### Interface dataset entries
------------------------

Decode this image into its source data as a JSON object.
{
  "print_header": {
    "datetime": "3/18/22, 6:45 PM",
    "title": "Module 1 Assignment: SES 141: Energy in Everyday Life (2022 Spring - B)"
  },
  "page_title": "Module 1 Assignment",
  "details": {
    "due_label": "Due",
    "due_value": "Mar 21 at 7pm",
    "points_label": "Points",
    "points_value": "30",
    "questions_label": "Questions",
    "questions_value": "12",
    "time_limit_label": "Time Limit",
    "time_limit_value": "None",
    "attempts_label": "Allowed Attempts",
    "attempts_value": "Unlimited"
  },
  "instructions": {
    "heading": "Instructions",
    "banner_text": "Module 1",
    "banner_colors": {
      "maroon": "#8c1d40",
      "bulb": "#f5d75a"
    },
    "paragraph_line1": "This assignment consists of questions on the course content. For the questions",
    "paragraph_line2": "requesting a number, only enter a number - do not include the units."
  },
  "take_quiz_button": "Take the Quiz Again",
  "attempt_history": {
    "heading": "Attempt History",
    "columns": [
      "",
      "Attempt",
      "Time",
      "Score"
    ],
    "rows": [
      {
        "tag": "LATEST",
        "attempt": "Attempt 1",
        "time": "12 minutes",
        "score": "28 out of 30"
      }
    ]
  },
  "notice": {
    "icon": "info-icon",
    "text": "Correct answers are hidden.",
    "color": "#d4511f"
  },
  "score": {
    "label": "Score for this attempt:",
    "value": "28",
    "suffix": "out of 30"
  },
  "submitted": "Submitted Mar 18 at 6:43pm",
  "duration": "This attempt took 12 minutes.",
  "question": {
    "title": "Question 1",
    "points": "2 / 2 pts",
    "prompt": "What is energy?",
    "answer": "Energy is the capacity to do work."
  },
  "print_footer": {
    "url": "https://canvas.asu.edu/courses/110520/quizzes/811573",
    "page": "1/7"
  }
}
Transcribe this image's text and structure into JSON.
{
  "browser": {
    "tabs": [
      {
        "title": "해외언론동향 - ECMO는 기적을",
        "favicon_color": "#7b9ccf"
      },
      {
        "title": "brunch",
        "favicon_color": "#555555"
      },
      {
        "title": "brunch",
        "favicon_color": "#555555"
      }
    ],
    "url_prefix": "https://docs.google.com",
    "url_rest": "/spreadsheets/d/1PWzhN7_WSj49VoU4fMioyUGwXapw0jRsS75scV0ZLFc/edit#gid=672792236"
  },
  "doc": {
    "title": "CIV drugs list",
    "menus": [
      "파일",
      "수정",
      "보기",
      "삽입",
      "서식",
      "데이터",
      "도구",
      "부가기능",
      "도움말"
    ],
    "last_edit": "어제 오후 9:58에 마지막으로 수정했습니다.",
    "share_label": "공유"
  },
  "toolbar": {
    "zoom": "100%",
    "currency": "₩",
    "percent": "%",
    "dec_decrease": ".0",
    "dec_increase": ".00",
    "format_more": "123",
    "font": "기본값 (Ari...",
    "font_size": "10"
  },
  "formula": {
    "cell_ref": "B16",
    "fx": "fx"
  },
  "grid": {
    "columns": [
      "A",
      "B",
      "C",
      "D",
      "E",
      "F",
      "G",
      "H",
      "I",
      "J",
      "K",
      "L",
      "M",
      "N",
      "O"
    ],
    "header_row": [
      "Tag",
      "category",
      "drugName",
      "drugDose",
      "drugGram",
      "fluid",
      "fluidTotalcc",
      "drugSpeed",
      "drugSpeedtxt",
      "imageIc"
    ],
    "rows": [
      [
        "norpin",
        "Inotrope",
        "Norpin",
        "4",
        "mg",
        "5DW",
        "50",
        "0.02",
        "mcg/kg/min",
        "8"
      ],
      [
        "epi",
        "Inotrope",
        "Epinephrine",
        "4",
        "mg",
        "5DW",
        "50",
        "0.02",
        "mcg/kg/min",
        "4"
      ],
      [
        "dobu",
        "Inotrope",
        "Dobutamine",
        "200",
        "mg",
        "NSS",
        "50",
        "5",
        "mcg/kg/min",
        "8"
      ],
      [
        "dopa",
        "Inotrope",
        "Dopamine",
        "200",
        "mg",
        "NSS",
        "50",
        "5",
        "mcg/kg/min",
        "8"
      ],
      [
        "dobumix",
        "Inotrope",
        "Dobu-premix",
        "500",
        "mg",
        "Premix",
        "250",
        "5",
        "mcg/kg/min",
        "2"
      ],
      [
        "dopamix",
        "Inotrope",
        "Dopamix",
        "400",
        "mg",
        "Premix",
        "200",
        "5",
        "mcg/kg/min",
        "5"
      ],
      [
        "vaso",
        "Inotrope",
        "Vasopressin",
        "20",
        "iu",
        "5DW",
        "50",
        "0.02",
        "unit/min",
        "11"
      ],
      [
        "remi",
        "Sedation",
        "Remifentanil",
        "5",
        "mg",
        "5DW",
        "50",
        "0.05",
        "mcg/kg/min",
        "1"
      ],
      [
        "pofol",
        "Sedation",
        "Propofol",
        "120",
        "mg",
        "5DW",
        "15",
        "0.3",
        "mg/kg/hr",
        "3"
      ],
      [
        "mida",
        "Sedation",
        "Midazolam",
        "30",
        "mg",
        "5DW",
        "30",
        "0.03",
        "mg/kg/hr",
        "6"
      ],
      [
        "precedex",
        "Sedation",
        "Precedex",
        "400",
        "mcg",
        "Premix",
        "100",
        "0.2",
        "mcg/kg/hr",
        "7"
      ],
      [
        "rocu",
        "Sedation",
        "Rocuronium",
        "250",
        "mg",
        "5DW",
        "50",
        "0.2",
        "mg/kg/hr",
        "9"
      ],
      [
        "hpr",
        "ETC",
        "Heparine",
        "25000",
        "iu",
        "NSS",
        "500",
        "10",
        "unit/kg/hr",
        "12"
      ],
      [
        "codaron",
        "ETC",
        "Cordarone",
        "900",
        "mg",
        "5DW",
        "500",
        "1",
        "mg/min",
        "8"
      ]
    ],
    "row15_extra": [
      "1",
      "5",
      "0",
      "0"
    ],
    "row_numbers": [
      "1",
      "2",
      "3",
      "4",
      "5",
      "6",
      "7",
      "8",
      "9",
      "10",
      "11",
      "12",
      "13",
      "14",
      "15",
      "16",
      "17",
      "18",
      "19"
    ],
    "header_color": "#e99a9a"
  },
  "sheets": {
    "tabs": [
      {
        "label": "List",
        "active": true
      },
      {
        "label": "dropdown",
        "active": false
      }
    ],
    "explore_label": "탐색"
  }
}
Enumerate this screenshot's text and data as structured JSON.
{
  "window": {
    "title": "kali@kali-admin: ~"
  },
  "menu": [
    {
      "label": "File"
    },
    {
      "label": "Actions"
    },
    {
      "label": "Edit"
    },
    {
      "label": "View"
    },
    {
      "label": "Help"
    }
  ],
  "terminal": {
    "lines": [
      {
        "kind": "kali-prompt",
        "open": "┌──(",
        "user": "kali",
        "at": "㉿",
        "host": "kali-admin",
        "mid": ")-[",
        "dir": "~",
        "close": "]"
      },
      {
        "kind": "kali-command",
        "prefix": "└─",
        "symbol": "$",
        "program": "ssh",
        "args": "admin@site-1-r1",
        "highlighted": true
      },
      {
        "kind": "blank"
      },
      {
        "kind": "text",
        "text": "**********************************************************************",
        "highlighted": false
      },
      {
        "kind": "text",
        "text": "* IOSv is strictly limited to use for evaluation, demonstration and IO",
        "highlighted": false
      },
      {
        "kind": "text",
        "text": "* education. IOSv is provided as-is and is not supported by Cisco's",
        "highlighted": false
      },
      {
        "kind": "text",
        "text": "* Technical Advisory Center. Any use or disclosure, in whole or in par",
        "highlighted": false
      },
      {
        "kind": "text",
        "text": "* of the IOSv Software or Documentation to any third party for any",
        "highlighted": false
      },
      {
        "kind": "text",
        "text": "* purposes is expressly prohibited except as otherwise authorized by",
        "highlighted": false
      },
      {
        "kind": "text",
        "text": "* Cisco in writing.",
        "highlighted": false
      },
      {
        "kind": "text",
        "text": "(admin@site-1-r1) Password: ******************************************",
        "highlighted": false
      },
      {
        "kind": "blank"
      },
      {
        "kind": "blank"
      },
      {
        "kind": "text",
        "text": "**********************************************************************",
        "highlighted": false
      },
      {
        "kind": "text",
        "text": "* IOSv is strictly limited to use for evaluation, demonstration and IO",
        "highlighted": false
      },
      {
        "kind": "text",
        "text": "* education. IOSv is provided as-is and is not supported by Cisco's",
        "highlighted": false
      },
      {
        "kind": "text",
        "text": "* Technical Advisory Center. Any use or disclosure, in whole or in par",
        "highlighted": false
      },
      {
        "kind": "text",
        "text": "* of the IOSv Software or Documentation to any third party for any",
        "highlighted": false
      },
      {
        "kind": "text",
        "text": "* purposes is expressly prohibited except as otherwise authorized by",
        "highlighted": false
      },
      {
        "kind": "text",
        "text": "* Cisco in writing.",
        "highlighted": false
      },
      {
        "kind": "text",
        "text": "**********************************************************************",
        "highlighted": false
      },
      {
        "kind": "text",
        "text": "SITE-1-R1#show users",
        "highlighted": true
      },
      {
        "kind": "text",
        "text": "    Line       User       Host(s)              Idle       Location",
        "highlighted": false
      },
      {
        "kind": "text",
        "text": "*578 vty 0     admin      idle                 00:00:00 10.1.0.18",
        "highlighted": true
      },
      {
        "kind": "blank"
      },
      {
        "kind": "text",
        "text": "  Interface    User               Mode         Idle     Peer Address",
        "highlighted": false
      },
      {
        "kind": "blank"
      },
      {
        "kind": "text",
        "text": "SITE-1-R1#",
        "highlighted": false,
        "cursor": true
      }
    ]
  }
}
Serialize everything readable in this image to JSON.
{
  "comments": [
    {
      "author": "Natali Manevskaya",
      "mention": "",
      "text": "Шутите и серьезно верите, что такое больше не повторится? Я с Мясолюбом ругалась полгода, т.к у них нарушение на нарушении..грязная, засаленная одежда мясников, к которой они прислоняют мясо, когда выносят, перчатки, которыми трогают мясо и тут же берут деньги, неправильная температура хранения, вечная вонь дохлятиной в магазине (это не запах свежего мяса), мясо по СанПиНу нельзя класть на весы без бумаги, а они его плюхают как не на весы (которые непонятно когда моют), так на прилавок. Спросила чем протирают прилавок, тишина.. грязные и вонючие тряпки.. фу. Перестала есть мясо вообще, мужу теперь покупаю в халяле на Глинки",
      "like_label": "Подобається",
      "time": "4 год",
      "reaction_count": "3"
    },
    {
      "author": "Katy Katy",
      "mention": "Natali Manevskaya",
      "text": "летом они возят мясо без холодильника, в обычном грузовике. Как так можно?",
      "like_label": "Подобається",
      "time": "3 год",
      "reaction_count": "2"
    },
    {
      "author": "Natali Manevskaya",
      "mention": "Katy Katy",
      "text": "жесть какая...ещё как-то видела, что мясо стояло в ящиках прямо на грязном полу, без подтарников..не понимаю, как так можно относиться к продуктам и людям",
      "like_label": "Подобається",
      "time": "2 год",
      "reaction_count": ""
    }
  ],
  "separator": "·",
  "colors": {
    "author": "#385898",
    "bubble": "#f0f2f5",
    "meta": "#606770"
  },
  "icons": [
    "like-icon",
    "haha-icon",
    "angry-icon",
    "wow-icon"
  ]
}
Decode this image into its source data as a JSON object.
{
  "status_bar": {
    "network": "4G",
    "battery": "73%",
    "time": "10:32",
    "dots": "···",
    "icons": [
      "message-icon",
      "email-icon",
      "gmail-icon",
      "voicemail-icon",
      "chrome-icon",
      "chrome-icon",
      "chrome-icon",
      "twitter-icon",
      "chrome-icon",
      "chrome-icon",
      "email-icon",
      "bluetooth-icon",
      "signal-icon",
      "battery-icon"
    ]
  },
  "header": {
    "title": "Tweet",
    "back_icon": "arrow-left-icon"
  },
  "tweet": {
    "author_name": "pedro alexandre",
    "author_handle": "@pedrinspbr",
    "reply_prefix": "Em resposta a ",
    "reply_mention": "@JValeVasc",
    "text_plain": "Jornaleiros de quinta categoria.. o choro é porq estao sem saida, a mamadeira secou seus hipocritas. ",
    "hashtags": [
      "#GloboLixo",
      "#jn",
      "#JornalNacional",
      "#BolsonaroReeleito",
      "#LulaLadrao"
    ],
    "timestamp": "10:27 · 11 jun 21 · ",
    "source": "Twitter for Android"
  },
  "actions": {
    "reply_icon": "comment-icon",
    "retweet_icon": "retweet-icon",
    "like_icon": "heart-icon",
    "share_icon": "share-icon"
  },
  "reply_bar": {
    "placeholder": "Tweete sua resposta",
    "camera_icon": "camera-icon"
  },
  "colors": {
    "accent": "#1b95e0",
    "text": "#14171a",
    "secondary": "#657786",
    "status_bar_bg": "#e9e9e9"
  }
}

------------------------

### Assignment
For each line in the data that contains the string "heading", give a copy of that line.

### The answer
    "heading": "Instructions",
    "heading": "Attempt History",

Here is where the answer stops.